By 1846 they needed a new meetinghouse so they built this two story brick building, 35’ x 70’. This is the first picture of the new brick building built in 1846. The meetinghouse was on the first floor and by 1868 the top floor had become Whittier College. In 1874 the college took over the whole building and a new meetinghouse was built.
It burned February 25, 1912; the janitor was lighting the church for the evening session of the Quarterly Meeting when the lights went out and upon striking a match to relight the generator which controlled the gasoline lighting system, it caught fire and the building was destroyed.
The building that they worship in today was completed in late 1912 and dedicated in early 1913 and it was moved from down by the cemetery to the present location. In 1927 they added the basement and in 1960 they added the pastor study and classroom on the south side and bathrooms in basement.
Twice, unhappy members have left the Salem meeting/church and started their own meeting/church. Neither of them lasted long.
The first was over slavery. From 1843 to 1847 there were about 50 members who left the Salem Monthly Meeting and joined in the formation of the Salem Anti-Slavery Monthly Meeting. This was a group who were the most active participants in the Underground Railroad in Salem. Salem Anti-Slavery Monthly Meeting was part of Indiana Anti-Slavery Yearly Meeting and by 1857 the Indiana Anti-Slavery Yearly Meeting was reuniting with Indiana Yearly Meeting. The Anti-Slavery Burying Ground in Salem united with the Salem Monthly Meeting Burial Ground in 1863. This meetinghouse/church was located just two blocks east of the Lewelling Quaker Museum on School Street. Trustees of Indiana Yearly Meeting of Anti-Slavery Friends sold the property to John Pickering in 1867. It had been used, by the Wesleyan Methodist Church, for several years before this sale.
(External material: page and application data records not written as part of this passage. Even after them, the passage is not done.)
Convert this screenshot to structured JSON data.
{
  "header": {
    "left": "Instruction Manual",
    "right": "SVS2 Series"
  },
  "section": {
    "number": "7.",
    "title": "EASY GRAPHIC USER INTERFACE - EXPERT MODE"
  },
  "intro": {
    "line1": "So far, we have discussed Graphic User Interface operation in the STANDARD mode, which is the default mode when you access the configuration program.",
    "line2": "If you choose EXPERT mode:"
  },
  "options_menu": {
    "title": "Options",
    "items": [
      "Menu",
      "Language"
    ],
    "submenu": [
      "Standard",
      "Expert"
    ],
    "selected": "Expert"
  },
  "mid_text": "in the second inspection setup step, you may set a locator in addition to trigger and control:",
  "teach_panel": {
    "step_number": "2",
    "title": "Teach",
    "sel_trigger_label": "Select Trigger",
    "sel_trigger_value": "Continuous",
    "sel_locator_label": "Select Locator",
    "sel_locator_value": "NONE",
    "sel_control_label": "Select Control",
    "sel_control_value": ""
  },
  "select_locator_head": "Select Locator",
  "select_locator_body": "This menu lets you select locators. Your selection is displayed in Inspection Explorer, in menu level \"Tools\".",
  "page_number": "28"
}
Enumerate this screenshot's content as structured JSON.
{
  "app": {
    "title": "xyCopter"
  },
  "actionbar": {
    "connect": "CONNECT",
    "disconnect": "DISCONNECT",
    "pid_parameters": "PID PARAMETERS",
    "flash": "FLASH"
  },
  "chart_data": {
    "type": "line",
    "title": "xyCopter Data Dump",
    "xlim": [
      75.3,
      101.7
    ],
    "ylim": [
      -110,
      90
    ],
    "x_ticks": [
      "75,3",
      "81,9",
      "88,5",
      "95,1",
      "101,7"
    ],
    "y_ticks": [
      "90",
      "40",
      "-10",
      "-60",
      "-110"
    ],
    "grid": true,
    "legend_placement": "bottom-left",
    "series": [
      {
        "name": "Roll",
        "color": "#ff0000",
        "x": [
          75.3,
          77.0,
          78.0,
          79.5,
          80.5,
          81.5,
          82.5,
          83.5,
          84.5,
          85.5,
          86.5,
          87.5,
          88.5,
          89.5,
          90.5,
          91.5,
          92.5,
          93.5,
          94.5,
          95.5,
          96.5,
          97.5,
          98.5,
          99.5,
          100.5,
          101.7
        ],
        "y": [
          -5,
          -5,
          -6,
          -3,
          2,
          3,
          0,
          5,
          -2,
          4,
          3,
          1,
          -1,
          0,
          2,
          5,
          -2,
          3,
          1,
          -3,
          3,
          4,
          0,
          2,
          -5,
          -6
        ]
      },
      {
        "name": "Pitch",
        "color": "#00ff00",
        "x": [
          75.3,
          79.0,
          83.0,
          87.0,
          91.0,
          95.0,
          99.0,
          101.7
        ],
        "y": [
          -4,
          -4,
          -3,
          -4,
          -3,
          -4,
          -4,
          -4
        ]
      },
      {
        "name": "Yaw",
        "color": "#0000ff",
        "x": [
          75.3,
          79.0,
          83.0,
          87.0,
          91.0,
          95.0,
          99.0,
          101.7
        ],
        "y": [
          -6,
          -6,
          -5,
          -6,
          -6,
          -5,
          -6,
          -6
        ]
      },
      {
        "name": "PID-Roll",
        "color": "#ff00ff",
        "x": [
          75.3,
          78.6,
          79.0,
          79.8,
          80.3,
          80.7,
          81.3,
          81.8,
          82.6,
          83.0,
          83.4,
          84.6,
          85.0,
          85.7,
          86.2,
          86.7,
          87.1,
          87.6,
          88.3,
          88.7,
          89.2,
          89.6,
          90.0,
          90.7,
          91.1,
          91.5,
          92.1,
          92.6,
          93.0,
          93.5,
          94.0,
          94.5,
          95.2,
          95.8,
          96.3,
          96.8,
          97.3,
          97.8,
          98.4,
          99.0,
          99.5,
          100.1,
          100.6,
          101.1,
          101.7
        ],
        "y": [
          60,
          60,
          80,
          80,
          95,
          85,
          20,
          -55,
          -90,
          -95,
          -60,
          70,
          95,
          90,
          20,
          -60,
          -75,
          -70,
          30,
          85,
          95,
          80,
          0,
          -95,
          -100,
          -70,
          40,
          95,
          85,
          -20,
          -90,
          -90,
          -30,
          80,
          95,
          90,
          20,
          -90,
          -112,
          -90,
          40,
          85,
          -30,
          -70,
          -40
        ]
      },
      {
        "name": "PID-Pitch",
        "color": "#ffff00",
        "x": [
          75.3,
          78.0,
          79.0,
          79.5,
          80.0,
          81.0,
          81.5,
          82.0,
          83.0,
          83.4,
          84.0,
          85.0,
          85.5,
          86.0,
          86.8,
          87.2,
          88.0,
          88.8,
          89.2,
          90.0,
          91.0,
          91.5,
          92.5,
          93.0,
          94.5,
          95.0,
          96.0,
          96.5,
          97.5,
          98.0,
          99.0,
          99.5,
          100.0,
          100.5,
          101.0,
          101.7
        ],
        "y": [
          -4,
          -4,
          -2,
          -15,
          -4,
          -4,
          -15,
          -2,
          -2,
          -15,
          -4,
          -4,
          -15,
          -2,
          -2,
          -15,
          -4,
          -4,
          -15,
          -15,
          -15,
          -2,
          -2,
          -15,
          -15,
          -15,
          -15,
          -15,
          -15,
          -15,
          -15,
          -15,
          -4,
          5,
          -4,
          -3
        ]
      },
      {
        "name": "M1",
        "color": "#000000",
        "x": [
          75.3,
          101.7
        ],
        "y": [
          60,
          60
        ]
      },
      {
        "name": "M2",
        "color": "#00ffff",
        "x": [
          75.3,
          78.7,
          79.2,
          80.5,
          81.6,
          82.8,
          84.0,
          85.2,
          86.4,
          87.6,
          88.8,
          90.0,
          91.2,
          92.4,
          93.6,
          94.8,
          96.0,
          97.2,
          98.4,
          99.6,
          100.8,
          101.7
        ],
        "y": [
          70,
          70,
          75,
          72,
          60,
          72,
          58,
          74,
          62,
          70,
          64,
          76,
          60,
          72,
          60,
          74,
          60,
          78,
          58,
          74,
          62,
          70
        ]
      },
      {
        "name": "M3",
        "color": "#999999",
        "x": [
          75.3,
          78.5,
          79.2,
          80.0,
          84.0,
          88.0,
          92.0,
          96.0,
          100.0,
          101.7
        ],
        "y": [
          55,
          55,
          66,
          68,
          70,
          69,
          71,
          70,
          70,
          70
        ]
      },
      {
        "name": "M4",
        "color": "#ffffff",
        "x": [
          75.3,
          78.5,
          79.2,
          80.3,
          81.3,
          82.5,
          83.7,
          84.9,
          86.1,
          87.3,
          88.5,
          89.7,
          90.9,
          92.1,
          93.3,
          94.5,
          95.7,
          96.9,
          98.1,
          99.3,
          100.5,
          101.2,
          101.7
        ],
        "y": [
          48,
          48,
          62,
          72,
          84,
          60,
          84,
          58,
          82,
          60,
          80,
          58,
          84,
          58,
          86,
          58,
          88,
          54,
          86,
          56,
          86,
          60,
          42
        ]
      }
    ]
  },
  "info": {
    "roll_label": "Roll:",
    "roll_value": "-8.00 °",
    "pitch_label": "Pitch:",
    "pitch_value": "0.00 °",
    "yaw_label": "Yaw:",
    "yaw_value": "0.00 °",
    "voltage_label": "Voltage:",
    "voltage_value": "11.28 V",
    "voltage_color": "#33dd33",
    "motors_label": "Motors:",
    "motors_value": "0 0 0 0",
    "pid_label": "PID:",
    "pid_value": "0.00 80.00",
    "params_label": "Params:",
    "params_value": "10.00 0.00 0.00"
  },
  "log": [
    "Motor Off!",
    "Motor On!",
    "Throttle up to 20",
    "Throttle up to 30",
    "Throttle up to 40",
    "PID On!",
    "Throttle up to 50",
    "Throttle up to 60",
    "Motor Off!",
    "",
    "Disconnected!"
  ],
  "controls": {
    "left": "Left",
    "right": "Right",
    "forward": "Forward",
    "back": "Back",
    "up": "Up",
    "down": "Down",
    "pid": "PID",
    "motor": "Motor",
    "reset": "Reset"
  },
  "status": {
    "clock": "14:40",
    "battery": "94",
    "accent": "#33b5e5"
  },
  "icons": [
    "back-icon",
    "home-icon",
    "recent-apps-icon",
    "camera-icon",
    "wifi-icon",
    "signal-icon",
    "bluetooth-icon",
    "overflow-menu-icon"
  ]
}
That second was the Salem Monthly Meeting of Conservative Friends, which was established May 4,1879. The Salem Monthly Meeting/church was moving away from un-programmed worship to having a pastor. About twenty older members wanted to keep the old way of worship and thus left the established meeting/church. On May 1, 1892, the Salem Conservative meeting was discontinued and its membership was transferred to West Branch Monthly Meeting. Salem meeting was joined to West Branch until 1896 when it was laid down. Trustees of Iowa Yearly Meeting of Friends (Conservative), from the County of Dallas, Marshall and Cedar, sold on June 14, 1901, for $400 the meetinghouse/church building to Mattie McDonald (Lot #6 in Block #10). That would be on East Cherry Street today between North Monroe Street and South Lincoln Street. This building was converted to a house and then torn down in 1940 and moved to a farm.